Five out of every 1,000 New Yorkers are homeless, according to a recent report from the state Comptroller's Office. That number is more than double the national rate.

Spectrum News 1 looked into how counties in New York are working to get people off the streets and into homes.

Continuum of care, or COC, is a communitywide planning approach designed to promote the goal of ending homelessness. It’s typically a coalition of human service agencies from a given county or group of counties as designated by the U.S. Department of Housing and Urban Development (HUD).

While the approach is applauded by most advocates, there are challenges and they vary from place to place.

“Part of the philosophy with continuum of care is there is no wrong door,” said Maggie Fronk, CEO of Wellspring. 

Collaboration is among the most appreciated takeaways from COC.

“The health of a community is determined by how we treat our most vulnerable,” Fronk said.

Right now, the federal government considers rent costing 30% or less of one’s income as affordable.

“There are actually multiple definitions of what would be considered affordable housing,” said Lindsey Connors, housing and support services associate executive director at RISE.

Advocates say those definitions vary from county to county, which is not always taken into consideration by HUD.

“When they look at income for Saratoga, they’re also looking at the income and availability of apartments in Albany, Troy and Schenectady,” Connors said.

Advocates say it’s detrimental to their work in transitioning an individual out of a shelter.

“We have to find apartments within the fair market rent, and that can be very, very difficult,” Fronk said.

Not to mention an apartment near a reliable transportation.

“There are very limited areas in our county that are on a bus line and finding affordable housing there can take us months,” Fronk said.

The lack of infrastructure is another hurdle that appears to be more common across all COCs.

“The number of straight homeless folks doubled since last year,” said Amy LaFountain, executive director of Joseph’s House & Shelter.

LaFountain leads a human services organization working to create relationships with it’s local housing authority and landlords to ensure a variety of options.

“Not every housing situation is going to have a white-picket fence around it, but we need rooming houses, we need programs, we need vouchers, we need affordable apartments,” LaFountain said.

Homeless advocates also say there needs to be more work put into community education when it comes to homelessness.

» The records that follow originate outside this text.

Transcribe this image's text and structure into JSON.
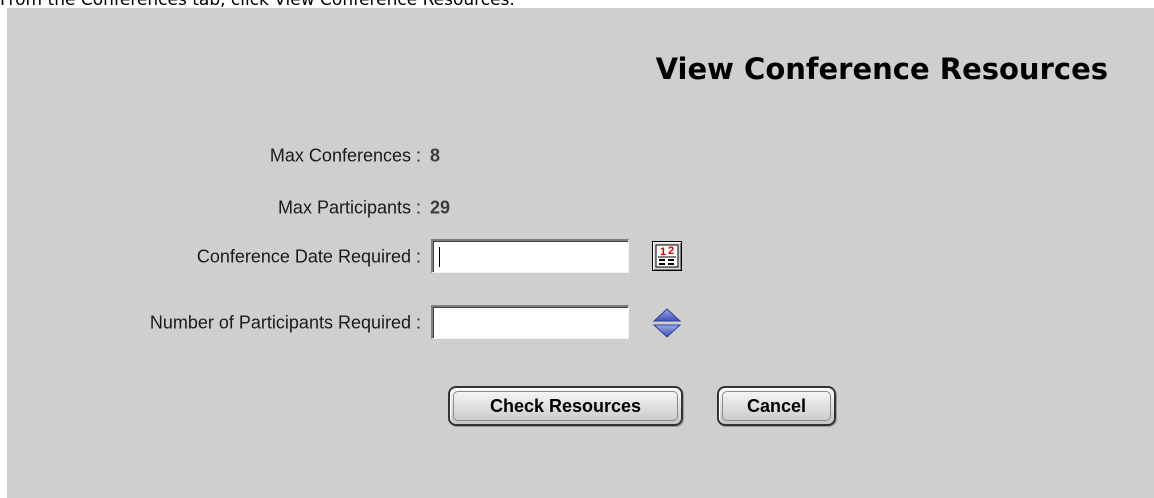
{
  "instruction": "From the Conferences tab, click View Conference Resources.",
  "title": "View Conference Resources",
  "info": {
    "max_conferences_label": "Max Conferences :",
    "max_conferences_value": "8",
    "max_participants_label": "Max Participants :",
    "max_participants_value": "29"
  },
  "form": {
    "date_label": "Conference Date Required :",
    "date_value": "",
    "participants_label": "Number of Participants Required :",
    "participants_value": ""
  },
  "buttons": {
    "check_label": "Check Resources",
    "cancel_label": "Cancel"
  },
  "icons": {
    "calendar": "calendar-icon",
    "spinner": "up-down-spinner-icon"
  },
  "colors": {
    "panel_bg": "#cfcfcf",
    "calendar_red": "#d40000",
    "spinner_blue": "#5b6fc8"
  }
}
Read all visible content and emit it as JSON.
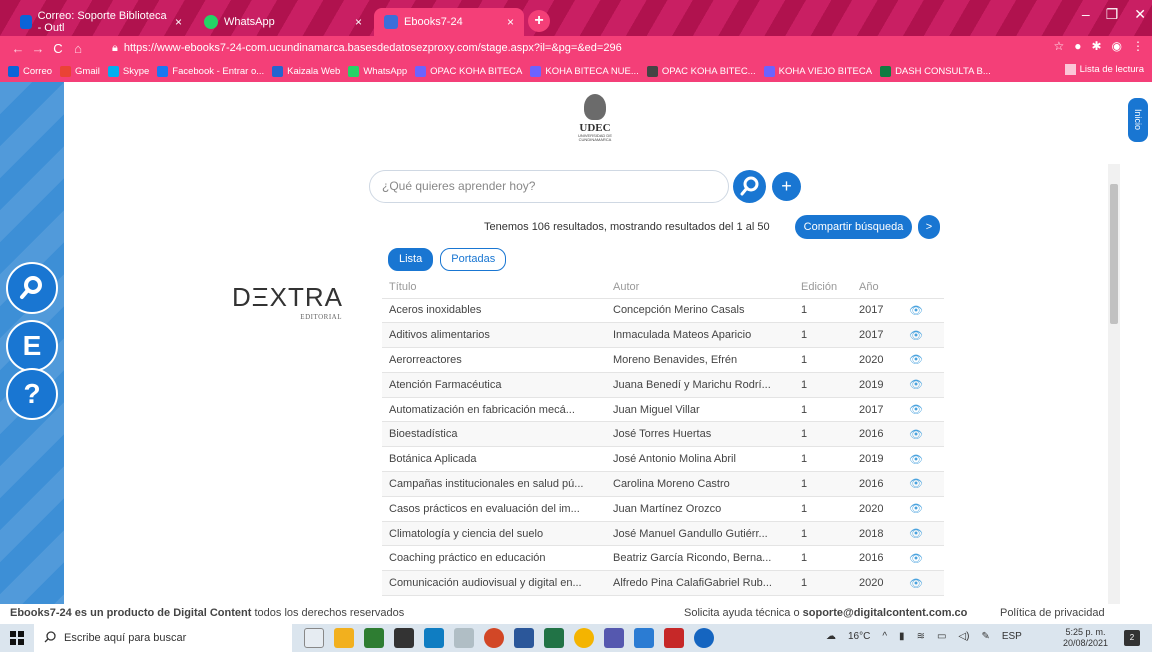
{
  "tabs": [
    {
      "label": "Correo: Soporte Biblioteca - Outl",
      "close": "×",
      "color": "#0a64d8"
    },
    {
      "label": "WhatsApp",
      "close": "×",
      "color": "#25d366"
    },
    {
      "label": "Ebooks7-24",
      "close": "×",
      "color": "#3b6fd9"
    }
  ],
  "new_tab": "+",
  "url": "https://www-ebooks7-24-com.ucundinamarca.basesdedatosezproxy.com/stage.aspx?il=&pg=&ed=296",
  "bookmarks": [
    {
      "label": "Correo",
      "color": "#0a64d8"
    },
    {
      "label": "Gmail",
      "color": "#ea4335"
    },
    {
      "label": "Skype",
      "color": "#00aff0"
    },
    {
      "label": "Facebook - Entrar o...",
      "color": "#1877f2"
    },
    {
      "label": "Kaizala Web",
      "color": "#2564cf"
    },
    {
      "label": "WhatsApp",
      "color": "#25d366"
    },
    {
      "label": "OPAC KOHA BITECA",
      "color": "#6c63ff"
    },
    {
      "label": "KOHA BITECA NUE...",
      "color": "#6c63ff"
    },
    {
      "label": "OPAC KOHA BITEC...",
      "color": "#444"
    },
    {
      "label": "KOHA VIEJO BITECA",
      "color": "#6c63ff"
    },
    {
      "label": "DASH CONSULTA B...",
      "color": "#107c41"
    }
  ],
  "reading_list": "Lista de lectura",
  "sidebar": {
    "search": "⌕",
    "e_button": "E",
    "help": "?"
  },
  "logo": {
    "name": "UDEC",
    "sub": "UNIVERSIDAD DE CUNDINAMARCA"
  },
  "publisher": {
    "name": "DΞXTRA",
    "sub": "EDITORIAL"
  },
  "search_placeholder": "¿Qué quieres aprender hoy?",
  "plus": "+",
  "results_text": "Tenemos 106 resultados, mostrando resultados del 1 al 50",
  "share_label": "Compartir búsqueda",
  "next_label": ">",
  "view_tabs": {
    "list": "Lista",
    "covers": "Portadas"
  },
  "inicio": "Inicio",
  "table": {
    "headers": [
      "Título",
      "Autor",
      "Edición",
      "Año"
    ],
    "rows": [
      [
        "Aceros inoxidables",
        "Concepción Merino Casals",
        "1",
        "2017"
      ],
      [
        "Aditivos alimentarios",
        "Inmaculada Mateos Aparicio",
        "1",
        "2017"
      ],
      [
        "Aerorreactores",
        "Moreno Benavides, Efrén",
        "1",
        "2020"
      ],
      [
        "Atención Farmacéutica",
        "Juana Benedí y Marichu Rodrí...",
        "1",
        "2019"
      ],
      [
        "Automatización en fabricación mecá...",
        "Juan Miguel Villar",
        "1",
        "2017"
      ],
      [
        "Bioestadística",
        "José Torres Huertas",
        "1",
        "2016"
      ],
      [
        "Botánica Aplicada",
        "José Antonio Molina Abril",
        "1",
        "2019"
      ],
      [
        "Campañas institucionales en salud pú...",
        "Carolina Moreno Castro",
        "1",
        "2016"
      ],
      [
        "Casos prácticos en evaluación del im...",
        "Juan Martínez Orozco",
        "1",
        "2020"
      ],
      [
        "Climatología y ciencia del suelo",
        "José Manuel Gandullo Gutiérr...",
        "1",
        "2018"
      ],
      [
        "Coaching práctico en educación",
        "Beatriz García Ricondo, Berna...",
        "1",
        "2016"
      ],
      [
        "Comunicación audiovisual y digital en...",
        "Alfredo Pina CalafiGabriel Rub...",
        "1",
        "2020"
      ]
    ]
  },
  "footer": {
    "left_bold": "Ebooks7-24 es un producto de Digital Content",
    "left_rest": " todos los derechos reservados",
    "help_prefix": "Solicita ayuda técnica o ",
    "help_email": "soporte@digitalcontent.com.co",
    "privacy": "Política de privacidad"
  },
  "taskbar": {
    "search_placeholder": "Escribe aquí para buscar",
    "temperature": "16°C",
    "lang": "ESP",
    "time": "5:25 p. m.",
    "date": "20/08/2021",
    "notifications": "2"
  }
}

“I think when we look at the systemic, the conversation can shift because it’s less about personal choice and more about the systems at play in our communities,” said Kristen Giroux, COO of the Interfaith Partnership for the Homeless.

Some organizations are trying to find alternative sources of funding and more municipal support.

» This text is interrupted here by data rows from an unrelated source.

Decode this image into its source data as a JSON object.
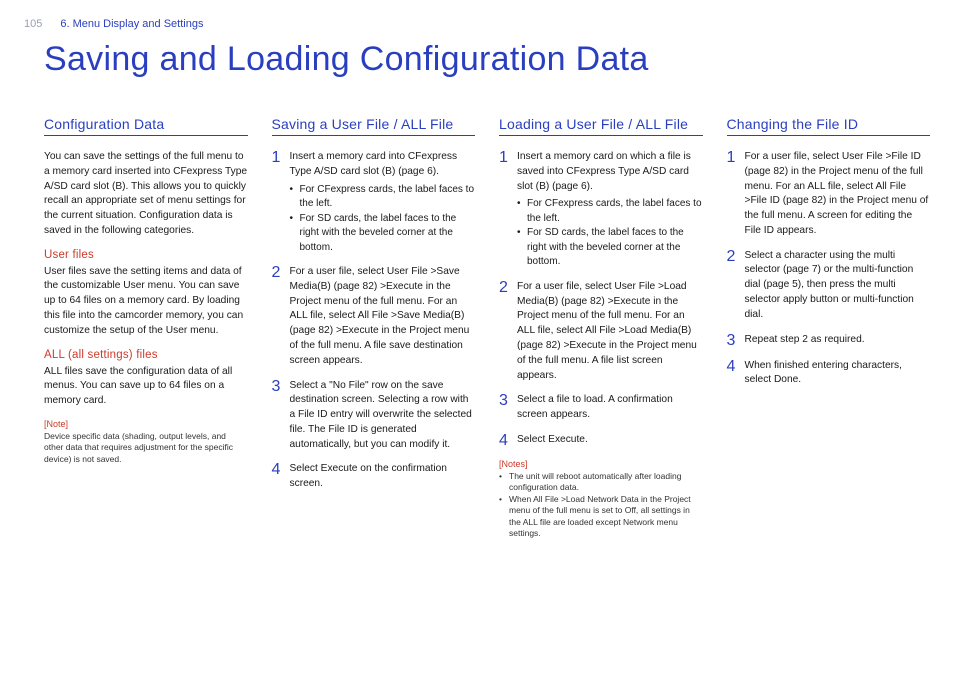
{
  "header": {
    "page_number": "105",
    "breadcrumb": "6. Menu Display and Settings"
  },
  "title": "Saving and Loading Configuration Data",
  "columns": {
    "config": {
      "heading": "Configuration Data",
      "intro": "You can save the settings of the full menu to a memory card inserted into CFexpress Type A/SD card slot (B). This allows you to quickly recall an appropriate set of menu settings for the current situation.\nConfiguration data is saved in the following categories.",
      "user_files_head": "User files",
      "user_files_body": "User files save the setting items and data of the customizable User menu.\nYou can save up to 64 files on a memory card.\nBy loading this file into the camcorder memory, you can customize the setup of the User menu.",
      "all_files_head": "ALL (all settings) files",
      "all_files_body": "ALL files save the configuration data of all menus. You can save up to 64 files on a memory card.",
      "note_head": "[Note]",
      "note_body": "Device specific data (shading, output levels, and other data that requires adjustment for the specific device) is not saved."
    },
    "saving": {
      "heading": "Saving a User File / ALL File",
      "steps": [
        {
          "n": "1",
          "text": "Insert a memory card into CFexpress Type A/SD card slot (B) (page 6).",
          "bullets": [
            "For CFexpress cards, the label faces to the left.",
            "For SD cards, the label faces to the right with the beveled corner at the bottom."
          ]
        },
        {
          "n": "2",
          "text": "For a user file, select User File >Save Media(B) (page 82) >Execute in the Project menu of the full menu.\nFor an ALL file, select All File >Save Media(B) (page 82) >Execute in the Project menu of the full menu.\nA file save destination screen appears."
        },
        {
          "n": "3",
          "text": "Select a \"No File\" row on the save destination screen.\nSelecting a row with a File ID entry will overwrite the selected file.\nThe File ID is generated automatically, but you can modify it."
        },
        {
          "n": "4",
          "text": "Select Execute on the confirmation screen."
        }
      ]
    },
    "loading": {
      "heading": "Loading a User File / ALL File",
      "steps": [
        {
          "n": "1",
          "text": "Insert a memory card on which a file is saved into CFexpress Type A/SD card slot (B) (page 6).",
          "bullets": [
            "For CFexpress cards, the label faces to the left.",
            "For SD cards, the label faces to the right with the beveled corner at the bottom."
          ]
        },
        {
          "n": "2",
          "text": "For a user file, select User File >Load Media(B) (page 82) >Execute in the Project menu of the full menu.\nFor an ALL file, select All File >Load Media(B) (page 82) >Execute in the Project menu of the full menu.\nA file list screen appears."
        },
        {
          "n": "3",
          "text": "Select a file to load.\nA confirmation screen appears."
        },
        {
          "n": "4",
          "text": "Select Execute."
        }
      ],
      "notes_head": "[Notes]",
      "notes": [
        "The unit will reboot automatically after loading configuration data.",
        "When All File >Load Network Data in the Project menu of the full menu is set to Off, all settings in the ALL file are loaded except Network menu settings."
      ]
    },
    "fileid": {
      "heading": "Changing the File ID",
      "steps": [
        {
          "n": "1",
          "text": "For a user file, select User File >File ID (page 82) in the Project menu of the full menu.\nFor an ALL file, select All File >File ID (page 82) in the Project menu of the full menu.\nA screen for editing the File ID appears."
        },
        {
          "n": "2",
          "text": "Select a character using the multi selector (page 7) or the multi-function dial (page 5), then press the multi selector apply button or multi-function dial."
        },
        {
          "n": "3",
          "text": "Repeat step 2 as required."
        },
        {
          "n": "4",
          "text": "When finished entering characters, select Done."
        }
      ]
    }
  }
}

“When we’re talking about things, like the idea of inclusionary zoning comes up again, that would be something we’d jump on and support,” Connors said.

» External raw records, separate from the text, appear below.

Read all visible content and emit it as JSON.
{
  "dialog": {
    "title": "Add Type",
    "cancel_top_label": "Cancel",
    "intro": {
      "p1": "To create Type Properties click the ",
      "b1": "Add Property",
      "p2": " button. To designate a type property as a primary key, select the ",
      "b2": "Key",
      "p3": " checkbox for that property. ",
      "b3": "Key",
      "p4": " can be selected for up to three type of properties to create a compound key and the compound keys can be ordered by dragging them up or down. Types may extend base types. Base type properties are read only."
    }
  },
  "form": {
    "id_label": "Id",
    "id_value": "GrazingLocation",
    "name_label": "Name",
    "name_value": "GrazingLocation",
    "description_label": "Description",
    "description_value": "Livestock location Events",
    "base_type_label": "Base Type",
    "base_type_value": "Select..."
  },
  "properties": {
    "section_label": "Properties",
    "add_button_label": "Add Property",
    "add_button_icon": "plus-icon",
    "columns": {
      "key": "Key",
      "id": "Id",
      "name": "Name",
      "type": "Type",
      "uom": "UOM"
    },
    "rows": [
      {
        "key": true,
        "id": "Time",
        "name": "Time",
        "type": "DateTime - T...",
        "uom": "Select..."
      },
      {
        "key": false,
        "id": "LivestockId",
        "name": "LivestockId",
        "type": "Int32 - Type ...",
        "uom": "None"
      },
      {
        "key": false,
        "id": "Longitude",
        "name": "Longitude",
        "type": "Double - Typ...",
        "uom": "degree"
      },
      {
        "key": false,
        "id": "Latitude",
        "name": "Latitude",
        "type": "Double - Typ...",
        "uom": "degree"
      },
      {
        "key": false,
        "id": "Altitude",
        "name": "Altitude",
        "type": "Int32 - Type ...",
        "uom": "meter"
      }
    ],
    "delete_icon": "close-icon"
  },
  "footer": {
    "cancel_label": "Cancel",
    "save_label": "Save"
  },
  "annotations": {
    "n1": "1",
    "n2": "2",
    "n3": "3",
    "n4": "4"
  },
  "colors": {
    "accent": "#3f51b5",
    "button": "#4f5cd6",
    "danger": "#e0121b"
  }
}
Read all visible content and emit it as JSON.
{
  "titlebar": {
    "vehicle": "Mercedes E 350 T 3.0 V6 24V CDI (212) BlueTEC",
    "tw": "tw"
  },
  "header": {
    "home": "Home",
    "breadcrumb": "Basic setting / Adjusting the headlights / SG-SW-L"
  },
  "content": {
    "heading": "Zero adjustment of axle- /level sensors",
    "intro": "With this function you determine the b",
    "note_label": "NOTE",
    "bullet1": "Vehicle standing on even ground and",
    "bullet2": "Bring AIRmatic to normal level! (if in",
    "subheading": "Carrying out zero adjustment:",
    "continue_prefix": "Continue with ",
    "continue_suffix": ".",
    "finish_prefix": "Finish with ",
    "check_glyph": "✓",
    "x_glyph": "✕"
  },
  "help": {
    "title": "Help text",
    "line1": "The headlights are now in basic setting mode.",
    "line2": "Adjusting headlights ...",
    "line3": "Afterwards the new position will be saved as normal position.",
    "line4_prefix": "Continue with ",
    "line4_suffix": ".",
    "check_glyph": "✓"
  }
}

Asked about some of the concerns raised, HUD didn’t address any of them directly, but pointed to how it’s expanded housing vouchers and the agency’s ability to certify an individual’s eligibility for such assistance.